George Washington University law professor Jonathan Turley said Sunday on FOX News that the 2020 election has not yet completed the "tabulation" stage of vote counting and much more time will be needed before a result can be certified.
FOX NEWS HOST: I know this isn't a legal concept. It is not even circumstantial evidence, but dealing with an unprecedented level of mail-in balloting, and questions in some cities that have had problems with corruption in the past, I think would it not be appropriate for everyone to look at this at least with a skeptical eye to start?
JONATHAN TURLEY: Well, at a minimum, I think there should be agreement that we should look at the votes. We're just completing the tabulation stage. We have not entered the canvasing stage. Much of the evidence of voter fraud would not be readily available during tabulation.
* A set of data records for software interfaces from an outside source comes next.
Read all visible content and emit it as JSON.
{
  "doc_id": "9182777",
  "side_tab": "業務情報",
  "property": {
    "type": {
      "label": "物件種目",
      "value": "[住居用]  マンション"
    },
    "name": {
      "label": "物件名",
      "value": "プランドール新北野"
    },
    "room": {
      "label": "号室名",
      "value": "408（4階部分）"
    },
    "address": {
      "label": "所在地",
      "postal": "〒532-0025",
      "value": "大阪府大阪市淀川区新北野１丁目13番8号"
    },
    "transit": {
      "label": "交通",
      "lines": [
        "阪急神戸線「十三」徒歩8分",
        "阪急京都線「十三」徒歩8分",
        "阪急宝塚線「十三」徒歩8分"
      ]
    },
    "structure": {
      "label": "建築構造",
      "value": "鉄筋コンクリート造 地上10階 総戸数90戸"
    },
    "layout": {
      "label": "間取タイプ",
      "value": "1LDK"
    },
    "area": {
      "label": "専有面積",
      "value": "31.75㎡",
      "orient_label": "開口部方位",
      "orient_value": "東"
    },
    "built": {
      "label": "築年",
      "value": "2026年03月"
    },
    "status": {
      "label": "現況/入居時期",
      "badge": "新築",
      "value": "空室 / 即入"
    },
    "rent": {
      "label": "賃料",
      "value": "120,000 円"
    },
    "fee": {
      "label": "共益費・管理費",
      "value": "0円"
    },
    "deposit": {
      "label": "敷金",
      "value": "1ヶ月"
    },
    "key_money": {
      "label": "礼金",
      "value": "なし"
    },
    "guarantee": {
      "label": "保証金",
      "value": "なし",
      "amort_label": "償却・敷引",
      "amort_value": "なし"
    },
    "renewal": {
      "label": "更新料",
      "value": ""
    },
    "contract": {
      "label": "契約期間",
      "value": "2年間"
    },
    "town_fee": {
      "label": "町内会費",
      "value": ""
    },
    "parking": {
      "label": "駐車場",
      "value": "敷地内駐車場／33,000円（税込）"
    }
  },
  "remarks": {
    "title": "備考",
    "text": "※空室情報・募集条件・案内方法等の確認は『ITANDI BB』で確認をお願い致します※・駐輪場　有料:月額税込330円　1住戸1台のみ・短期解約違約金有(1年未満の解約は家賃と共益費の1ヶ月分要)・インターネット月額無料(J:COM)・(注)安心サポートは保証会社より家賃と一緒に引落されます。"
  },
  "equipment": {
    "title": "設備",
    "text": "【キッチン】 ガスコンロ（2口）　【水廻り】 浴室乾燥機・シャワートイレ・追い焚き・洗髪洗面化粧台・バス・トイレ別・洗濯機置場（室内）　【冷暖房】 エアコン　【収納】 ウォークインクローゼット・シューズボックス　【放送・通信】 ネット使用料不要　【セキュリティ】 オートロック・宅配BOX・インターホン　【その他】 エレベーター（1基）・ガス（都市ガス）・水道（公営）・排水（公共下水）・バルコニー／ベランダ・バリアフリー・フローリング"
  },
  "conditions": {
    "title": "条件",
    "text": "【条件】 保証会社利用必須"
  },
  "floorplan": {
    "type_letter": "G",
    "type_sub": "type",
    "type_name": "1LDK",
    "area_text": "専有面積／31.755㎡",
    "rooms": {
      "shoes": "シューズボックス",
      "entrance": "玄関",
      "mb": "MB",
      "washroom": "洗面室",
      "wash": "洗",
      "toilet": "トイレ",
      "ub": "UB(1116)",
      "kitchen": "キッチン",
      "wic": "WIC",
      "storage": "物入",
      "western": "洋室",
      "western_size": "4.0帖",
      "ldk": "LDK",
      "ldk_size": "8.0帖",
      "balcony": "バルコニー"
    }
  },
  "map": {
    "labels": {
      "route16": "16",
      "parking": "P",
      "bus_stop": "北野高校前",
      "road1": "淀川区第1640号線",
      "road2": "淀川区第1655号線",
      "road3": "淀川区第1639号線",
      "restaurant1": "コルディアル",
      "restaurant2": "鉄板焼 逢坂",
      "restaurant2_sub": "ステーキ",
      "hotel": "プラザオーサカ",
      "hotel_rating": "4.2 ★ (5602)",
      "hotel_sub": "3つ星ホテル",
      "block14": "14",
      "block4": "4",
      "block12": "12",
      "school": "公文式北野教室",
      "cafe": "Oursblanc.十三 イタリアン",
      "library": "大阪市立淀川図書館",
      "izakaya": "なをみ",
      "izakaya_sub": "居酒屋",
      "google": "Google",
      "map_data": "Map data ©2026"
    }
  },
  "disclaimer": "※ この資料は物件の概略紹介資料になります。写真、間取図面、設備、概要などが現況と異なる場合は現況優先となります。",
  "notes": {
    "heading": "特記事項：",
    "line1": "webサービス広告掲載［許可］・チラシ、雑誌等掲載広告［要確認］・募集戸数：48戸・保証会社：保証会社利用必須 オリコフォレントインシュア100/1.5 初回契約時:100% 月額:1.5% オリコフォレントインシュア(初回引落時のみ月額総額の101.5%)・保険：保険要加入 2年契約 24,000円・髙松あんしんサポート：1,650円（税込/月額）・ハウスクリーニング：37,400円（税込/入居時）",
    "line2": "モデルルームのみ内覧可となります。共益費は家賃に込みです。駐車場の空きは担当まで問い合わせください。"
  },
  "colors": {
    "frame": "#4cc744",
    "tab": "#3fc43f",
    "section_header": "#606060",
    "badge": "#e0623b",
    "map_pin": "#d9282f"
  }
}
Indeed, much of the information is being held by election officials. You would think both parties would agree that we should look at these allegations. We're seeing a number of affidavits coming out with sworn statements that they witnessed voter fraud. Now that may not be enough. Many of those are episodic. We're looking for something more systemic. Something that could alter the outcome of a given state. We still have not seen that evidence. There is no basis right now to suggest that Joe Biden is not the president-elect and that he secured this position through voter fraud, but the point is unknowable.
We have a history in this country of election problems. 1960, President Kennedy is widely viewed by, I should say by some historians, not to have been elected there were allegations that he secured that narrow victory through voter fraud by the Daley machine in Chicago and Texas. In 2000, there was the allegation in Florida. Later studies suggested that Al Gore may have won Florida. There is a lot of examples where we were a bit premature. We have to get it right.
FOX NEWS HOST: That history only adds to the scene-setting I'm talking about. We have a highly irregular election. Never had mail-in balloting like this. Problems in cities that had problems in the past. You point to the 2000 election and the 1960 election as problems in the past. Let's get specific about this election. When it comes to Pennsylvania, and the president plans to file suit tomorrow, or mistakes like in Michigan, 6,000 votes tabulated in the wrong direction. Which if any of these potential suits hold the most merit on finding a systemic, as you point out fraud that could change significant outcomes in this election?
JONATHAN TURLEY: You know what is funny is, the three states I mentioned before the election remains the ones I'm most interested in: Nevada, Michigan, and Pennsylvania.
In Pennsylvania, you had an order by a Supreme Court justice to compel them to separate ballots that were received after the legislative deadline. Notably, the election officials were not giving a clear answer as to whether they were doing that, and it required the intervention of Justice Alito. That is a large group of ballots. But the main thing I'm looking at is, when you talk about systemic problems is the, is how these ballots were authenticated. Because if there is a problem in the system as to authenticating ballots, that would affect the entire election. What concerns me is that we had over 100 million mail-in ballots, yet cities like Philadelphia and Detroit with long histories as you have noted of election problems are reporting virtually immaculate election. They're suggesting they have not seen virtually any problems.